“Breaking Bad” and “Modern Family” took home the top prizes for Outstanding Drama and Comedy Series at the Emmy Awards last night. It was a night of surprise winners, technical difficulties and awkwardly integrated musical performances. Neil Patrick Harris hosted as well as he could, under the circumstances, but even the magical NPH couldn’t atone for the many sins of this year’s Emmys telecast.
Mission Improv-able, AU’s improv comedy troupe, roused a crowd in the Tavern for 90 minutes of unrehearsed hilarity on Sept. 12.
The Boy Who Lived lives again. J.K. Rowling announced Sept. 12 that she will be writing the script for “Fantastic Beasts and Where to Find Them,” an adaptation of the Hogwarts textbook the author published as a companion to the novels in 2009. The movie, potentially the first in a series, will follow Hogwarts headmaster Newt Scamander, an expert on magical creatures. However, fans hoping to catch a glimpse of Harry on the big screen will be disappointed: the movie is set 70 years before the events of the beloved septology. Nonetheless, Rowling’s first movie script should be a draw.
The Rude Mechanicals, one of AU’s two student-run theatre organizations, has assembled a healthy slate of shows for its fall schedule, including a classic tragedy with a modernized twist and a celebration of Shakespeare’s most piercing insults. The Rudes, as they often call themselves, focus primarily on producing Shakespeare-inspired plays, with some forays into classically inspired works like Greek myths. School of Public Affairs senior Caitlyn Wan will be this year’s executive director said the group’s goal is to update Shakespeare’s classic stories for greater appeal to a modern sensibility. “Even though we are Shakespeare focused we have some variety in what we do,” she said. Each year, the Rudes puts on a non-Shakespearean holiday show, often coupled with a charity effort. Here’s a look at the Rudes’ fall season:

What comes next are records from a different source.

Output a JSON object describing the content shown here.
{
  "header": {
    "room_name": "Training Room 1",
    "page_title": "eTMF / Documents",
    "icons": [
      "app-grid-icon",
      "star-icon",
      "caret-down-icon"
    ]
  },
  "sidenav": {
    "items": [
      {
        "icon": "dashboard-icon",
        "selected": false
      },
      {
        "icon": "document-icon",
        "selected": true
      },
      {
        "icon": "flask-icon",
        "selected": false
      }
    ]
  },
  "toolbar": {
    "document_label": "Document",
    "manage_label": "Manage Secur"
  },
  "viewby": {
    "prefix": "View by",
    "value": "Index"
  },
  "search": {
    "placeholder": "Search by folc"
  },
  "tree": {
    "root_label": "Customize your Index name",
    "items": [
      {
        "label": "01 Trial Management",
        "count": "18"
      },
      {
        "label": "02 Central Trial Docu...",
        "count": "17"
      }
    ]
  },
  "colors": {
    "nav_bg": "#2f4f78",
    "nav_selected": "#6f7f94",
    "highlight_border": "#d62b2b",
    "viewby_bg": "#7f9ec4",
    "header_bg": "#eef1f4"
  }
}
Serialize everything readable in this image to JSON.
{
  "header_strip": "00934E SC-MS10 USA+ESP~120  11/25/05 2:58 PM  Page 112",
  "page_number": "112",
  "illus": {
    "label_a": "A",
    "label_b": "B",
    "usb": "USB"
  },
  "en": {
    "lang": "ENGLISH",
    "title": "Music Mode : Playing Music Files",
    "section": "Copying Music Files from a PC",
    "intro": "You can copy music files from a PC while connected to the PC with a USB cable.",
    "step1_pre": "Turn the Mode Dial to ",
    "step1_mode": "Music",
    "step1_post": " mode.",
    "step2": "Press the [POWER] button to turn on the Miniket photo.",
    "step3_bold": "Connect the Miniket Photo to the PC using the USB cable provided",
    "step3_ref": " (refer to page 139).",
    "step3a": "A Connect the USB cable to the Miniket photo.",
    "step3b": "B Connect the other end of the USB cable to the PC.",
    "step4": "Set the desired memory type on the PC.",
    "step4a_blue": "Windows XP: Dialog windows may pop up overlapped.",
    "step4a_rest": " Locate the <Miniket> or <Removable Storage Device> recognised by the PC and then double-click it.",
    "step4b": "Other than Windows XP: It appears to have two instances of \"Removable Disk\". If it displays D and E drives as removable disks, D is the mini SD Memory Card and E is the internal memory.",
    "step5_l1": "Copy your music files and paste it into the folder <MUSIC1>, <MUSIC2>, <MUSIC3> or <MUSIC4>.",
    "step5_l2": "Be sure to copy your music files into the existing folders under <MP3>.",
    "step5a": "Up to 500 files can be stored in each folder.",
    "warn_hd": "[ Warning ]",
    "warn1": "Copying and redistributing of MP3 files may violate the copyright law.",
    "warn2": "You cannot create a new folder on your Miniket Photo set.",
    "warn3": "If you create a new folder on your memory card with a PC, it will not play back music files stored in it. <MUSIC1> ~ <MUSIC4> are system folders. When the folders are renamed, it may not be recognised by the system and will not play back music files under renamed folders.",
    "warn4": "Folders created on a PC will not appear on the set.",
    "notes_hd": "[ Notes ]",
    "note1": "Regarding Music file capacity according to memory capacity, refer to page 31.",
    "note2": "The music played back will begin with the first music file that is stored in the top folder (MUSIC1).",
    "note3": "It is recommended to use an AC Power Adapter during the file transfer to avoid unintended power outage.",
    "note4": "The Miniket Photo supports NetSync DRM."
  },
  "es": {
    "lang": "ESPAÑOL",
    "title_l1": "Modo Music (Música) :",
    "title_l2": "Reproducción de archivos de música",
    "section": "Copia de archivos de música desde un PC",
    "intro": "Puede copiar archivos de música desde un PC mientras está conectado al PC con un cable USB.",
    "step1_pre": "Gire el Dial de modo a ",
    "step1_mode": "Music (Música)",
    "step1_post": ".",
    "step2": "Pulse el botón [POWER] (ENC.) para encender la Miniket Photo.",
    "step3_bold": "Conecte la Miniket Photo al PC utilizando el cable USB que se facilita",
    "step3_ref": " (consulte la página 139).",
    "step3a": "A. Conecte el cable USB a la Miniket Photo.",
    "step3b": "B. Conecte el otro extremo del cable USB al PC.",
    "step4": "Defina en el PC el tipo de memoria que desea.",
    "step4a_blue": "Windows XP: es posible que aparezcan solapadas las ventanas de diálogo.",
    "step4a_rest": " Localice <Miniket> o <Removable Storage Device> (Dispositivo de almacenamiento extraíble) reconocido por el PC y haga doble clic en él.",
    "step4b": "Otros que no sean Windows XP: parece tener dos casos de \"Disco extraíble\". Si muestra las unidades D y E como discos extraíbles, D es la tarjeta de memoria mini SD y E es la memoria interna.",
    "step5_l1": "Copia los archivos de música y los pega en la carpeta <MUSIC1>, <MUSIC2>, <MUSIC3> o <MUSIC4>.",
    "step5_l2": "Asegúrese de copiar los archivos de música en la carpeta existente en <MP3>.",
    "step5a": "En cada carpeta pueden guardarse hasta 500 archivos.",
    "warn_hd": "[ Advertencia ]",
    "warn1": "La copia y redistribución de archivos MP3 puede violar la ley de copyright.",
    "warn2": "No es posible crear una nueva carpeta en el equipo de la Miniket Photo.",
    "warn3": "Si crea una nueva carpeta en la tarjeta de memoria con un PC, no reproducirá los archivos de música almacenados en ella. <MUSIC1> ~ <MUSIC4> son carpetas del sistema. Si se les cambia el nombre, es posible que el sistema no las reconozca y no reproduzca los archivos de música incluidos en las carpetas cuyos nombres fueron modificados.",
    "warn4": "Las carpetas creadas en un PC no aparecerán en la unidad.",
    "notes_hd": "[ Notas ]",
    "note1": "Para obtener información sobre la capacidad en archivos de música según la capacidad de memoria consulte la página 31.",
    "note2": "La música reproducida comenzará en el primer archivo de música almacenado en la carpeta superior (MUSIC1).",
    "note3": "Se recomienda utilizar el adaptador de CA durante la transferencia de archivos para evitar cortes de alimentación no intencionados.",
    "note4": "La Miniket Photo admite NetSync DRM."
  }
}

The AU Players, one of AU’s two theatre organizations entirely run by students, has scheduled a diverse new season of theatre productions ranging from absurdist comedy to political drama.
It’s been an exhausting summer of superheroes, sequels and special effects galore, but the fall season is just around the corner to provide a respite from the ever-bigger summer blockbusters. The studios will be unloading their Oscar contenders and “prestige” pictures throughout the rest of the year, delivering much-anticipated work from acclaimed directors and a few blockbusters to keep the money rolling in. Here are five upcoming movies worth checking out when they arrive on a silver screen near you.
Between Miley Cyrus’s twerking and Justin Timberlake’s reunion with the boy band *NSYNC, the “2013 MTV Video Music Awards” was a relatively steady affair. The Eagle’s Mark Lieberman analyses the highs and lows of the night’s proceedings.
On the intriguing, romantic, ambitious new FX series "The Americans," Matthew Rhys ("Brothers and Sisters") and Keri Russell ("Running Wilde") play Phillip and Elizabeth Jennings, a married couple living with two children in a pleasant, early 1980s Virginia suburb.
Bay and switch